--- START ---

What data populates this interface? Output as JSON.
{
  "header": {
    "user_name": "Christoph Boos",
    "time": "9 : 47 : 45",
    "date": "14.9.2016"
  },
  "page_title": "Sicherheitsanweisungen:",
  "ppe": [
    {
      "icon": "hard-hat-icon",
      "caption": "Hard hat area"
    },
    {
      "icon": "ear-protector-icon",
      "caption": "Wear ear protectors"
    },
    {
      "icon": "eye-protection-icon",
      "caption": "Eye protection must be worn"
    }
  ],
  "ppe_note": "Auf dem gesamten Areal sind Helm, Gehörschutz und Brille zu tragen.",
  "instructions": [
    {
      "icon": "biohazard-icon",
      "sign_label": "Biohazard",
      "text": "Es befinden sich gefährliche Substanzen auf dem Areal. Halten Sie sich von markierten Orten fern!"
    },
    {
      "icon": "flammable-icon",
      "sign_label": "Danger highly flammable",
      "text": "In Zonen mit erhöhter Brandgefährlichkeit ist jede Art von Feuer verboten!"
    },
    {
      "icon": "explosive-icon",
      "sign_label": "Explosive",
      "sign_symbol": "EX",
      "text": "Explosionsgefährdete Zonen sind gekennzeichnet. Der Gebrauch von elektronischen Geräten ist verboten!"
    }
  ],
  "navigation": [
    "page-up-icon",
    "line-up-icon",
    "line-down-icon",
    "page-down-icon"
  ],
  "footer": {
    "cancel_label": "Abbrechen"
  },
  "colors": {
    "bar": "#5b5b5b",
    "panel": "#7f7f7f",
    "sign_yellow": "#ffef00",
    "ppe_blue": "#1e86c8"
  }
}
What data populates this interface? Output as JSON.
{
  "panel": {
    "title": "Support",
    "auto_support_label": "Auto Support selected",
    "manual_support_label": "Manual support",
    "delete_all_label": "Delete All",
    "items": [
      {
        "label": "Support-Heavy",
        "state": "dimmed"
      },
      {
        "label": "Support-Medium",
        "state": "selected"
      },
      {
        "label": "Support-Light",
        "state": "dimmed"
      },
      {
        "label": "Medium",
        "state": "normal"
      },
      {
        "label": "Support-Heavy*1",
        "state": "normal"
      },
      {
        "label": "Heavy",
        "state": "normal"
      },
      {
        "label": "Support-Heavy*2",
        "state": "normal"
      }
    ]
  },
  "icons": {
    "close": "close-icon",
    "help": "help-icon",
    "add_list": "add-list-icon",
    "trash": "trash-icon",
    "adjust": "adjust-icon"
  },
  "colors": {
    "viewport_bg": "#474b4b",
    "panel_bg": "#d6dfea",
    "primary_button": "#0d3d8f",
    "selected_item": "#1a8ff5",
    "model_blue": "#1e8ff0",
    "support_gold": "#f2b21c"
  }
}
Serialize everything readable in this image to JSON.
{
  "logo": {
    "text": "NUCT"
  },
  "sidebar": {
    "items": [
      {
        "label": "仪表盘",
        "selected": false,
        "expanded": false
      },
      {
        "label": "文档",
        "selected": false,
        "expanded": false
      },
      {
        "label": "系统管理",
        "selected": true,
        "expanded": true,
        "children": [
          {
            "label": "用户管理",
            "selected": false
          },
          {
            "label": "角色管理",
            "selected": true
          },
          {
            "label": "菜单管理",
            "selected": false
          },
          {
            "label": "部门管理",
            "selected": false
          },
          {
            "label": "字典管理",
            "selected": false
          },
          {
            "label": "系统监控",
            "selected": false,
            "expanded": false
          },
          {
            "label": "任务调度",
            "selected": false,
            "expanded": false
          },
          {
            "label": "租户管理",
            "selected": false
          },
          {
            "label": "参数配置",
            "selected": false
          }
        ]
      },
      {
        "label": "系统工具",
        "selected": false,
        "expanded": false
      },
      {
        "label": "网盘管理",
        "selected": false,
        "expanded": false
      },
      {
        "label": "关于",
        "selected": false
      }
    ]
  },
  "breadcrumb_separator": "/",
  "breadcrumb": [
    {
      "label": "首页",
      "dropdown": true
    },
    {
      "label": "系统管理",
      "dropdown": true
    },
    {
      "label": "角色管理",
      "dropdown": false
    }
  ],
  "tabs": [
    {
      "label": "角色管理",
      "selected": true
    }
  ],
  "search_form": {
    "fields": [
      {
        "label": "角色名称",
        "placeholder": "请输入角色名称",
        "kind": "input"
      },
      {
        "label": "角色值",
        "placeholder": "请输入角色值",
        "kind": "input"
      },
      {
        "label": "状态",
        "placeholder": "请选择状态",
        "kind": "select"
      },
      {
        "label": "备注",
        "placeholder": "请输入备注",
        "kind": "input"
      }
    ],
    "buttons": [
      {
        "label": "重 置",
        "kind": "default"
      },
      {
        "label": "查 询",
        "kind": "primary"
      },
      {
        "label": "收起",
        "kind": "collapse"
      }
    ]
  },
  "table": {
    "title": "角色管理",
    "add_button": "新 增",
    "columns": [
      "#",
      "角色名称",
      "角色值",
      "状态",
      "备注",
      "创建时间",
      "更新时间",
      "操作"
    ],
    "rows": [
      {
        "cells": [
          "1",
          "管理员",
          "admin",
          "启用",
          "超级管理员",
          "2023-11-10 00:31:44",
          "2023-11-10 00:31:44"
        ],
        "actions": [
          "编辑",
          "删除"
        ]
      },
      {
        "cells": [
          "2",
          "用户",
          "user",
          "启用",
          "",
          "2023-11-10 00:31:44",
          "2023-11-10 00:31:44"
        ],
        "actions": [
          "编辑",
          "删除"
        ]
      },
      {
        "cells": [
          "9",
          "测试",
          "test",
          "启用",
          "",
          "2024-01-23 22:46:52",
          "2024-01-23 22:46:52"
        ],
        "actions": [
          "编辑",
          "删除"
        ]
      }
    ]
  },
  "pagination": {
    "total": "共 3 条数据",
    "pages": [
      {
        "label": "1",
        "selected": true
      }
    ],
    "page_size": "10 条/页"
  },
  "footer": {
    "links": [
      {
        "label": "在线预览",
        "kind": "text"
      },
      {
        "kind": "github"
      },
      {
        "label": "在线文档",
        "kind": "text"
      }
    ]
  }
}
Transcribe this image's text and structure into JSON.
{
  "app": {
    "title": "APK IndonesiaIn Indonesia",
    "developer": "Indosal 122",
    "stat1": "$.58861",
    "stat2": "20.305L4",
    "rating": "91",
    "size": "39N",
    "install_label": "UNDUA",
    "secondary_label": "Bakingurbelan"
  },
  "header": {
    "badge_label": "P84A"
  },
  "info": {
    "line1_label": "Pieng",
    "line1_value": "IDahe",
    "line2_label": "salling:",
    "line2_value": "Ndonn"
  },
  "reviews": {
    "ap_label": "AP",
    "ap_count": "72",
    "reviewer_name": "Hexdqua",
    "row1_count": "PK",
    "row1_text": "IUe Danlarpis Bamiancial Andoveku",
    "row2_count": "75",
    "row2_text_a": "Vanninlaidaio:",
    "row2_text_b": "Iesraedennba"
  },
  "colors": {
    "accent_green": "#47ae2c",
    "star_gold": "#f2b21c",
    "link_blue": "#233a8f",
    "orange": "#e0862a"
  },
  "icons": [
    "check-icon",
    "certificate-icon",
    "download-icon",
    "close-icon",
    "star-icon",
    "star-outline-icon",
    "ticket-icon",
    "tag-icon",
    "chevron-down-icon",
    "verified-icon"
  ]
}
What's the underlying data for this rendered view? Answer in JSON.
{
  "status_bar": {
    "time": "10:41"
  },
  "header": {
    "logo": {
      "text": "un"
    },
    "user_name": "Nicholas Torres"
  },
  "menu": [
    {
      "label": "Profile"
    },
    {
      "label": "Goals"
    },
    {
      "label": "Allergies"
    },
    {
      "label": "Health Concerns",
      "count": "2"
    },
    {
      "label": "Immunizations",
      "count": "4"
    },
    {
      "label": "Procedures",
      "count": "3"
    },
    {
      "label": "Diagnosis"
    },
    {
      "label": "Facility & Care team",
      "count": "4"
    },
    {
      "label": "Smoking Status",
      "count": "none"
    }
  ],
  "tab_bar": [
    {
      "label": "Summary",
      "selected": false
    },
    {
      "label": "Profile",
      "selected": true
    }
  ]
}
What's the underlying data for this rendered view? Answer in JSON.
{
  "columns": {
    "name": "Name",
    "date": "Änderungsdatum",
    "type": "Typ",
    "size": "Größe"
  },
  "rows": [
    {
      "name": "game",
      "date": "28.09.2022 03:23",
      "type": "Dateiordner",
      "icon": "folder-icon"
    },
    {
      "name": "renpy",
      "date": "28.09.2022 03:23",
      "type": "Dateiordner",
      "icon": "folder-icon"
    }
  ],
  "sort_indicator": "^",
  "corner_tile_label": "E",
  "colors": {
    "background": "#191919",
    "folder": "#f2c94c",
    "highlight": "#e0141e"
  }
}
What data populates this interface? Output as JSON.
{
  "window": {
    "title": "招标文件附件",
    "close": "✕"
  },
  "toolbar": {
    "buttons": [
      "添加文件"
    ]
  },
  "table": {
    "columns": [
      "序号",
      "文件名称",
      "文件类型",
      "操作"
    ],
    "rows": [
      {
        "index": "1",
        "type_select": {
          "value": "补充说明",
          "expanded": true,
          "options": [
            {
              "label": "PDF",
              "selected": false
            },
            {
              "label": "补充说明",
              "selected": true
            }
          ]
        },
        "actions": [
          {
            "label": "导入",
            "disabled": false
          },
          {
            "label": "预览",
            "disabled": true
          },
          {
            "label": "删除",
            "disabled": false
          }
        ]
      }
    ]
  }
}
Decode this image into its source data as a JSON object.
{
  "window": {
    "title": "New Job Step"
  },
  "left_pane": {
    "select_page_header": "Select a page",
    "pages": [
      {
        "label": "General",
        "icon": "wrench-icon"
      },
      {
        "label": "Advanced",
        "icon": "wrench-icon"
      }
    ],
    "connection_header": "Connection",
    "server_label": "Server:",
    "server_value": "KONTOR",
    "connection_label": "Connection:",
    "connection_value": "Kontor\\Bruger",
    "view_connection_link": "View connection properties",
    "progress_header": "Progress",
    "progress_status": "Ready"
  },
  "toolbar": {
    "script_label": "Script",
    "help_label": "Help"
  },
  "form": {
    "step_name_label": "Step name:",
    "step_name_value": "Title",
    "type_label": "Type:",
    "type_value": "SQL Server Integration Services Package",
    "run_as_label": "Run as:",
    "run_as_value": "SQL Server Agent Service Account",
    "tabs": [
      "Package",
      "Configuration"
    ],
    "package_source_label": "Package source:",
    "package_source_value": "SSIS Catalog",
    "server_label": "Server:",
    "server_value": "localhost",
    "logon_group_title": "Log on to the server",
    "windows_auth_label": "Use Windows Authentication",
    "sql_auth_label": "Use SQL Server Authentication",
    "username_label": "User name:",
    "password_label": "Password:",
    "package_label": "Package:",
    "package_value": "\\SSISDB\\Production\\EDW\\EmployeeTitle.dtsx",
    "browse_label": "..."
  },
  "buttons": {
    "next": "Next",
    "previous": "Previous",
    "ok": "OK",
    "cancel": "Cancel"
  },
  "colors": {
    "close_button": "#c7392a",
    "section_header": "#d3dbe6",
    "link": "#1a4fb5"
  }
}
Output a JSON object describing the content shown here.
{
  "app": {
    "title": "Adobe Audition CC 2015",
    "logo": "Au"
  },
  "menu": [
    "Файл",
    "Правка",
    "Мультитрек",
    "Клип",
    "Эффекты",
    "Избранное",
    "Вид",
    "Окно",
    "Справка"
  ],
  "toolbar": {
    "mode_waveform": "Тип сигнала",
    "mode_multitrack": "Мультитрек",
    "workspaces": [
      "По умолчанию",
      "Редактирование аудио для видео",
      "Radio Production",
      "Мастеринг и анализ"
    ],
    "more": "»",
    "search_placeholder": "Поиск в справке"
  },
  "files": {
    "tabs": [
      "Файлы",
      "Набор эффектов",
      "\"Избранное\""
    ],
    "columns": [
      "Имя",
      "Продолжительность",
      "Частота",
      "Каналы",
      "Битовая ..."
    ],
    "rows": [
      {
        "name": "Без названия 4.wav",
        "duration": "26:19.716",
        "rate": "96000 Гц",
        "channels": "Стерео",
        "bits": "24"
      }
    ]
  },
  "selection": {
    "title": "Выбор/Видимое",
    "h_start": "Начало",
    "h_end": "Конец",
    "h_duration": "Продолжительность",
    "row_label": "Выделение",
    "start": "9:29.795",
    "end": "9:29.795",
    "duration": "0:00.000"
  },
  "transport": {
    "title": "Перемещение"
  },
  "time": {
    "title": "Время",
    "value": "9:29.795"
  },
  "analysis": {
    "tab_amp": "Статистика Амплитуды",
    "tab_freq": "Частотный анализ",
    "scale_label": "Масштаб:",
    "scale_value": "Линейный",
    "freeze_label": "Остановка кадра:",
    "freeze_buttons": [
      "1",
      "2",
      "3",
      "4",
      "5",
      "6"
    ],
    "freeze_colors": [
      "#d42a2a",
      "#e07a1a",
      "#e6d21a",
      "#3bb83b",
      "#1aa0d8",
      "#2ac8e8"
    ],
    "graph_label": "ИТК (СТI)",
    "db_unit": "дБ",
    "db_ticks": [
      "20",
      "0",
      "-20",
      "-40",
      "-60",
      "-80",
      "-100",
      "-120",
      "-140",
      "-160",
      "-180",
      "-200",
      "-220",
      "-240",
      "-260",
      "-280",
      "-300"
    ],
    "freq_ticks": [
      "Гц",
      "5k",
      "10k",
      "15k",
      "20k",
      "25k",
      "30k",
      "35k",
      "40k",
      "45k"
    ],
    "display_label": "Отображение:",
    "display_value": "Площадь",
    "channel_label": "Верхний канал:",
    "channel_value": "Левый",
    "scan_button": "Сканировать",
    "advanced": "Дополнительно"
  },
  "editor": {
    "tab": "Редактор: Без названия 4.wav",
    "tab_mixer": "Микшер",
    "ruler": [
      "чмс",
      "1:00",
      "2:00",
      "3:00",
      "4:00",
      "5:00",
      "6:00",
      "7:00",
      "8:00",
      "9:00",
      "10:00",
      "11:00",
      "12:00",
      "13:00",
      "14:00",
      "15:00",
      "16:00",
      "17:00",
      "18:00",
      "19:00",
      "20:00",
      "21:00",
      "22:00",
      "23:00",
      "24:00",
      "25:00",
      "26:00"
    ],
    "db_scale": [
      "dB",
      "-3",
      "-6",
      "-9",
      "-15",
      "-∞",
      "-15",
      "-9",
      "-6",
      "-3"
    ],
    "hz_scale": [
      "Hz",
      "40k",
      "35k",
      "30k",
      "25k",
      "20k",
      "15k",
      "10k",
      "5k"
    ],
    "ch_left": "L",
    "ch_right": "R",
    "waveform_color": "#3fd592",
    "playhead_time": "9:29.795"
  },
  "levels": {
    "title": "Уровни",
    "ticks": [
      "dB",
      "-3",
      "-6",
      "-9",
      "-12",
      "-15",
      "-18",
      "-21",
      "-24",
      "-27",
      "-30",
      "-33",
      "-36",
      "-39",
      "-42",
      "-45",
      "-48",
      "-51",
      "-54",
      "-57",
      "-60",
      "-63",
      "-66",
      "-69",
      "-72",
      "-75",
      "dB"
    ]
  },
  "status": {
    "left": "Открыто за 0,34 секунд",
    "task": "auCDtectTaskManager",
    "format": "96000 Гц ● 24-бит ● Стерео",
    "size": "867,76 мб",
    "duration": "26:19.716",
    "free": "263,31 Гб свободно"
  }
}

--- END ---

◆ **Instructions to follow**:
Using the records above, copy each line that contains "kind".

◆ **Problem solution**:
        "kind": "input"
        "kind": "input"
        "kind": "select"
        "kind": "input"
        "kind": "default"
        "kind": "primary"
        "kind": "collapse"
        "kind": "text"
        "kind": "github"
        "kind": "text"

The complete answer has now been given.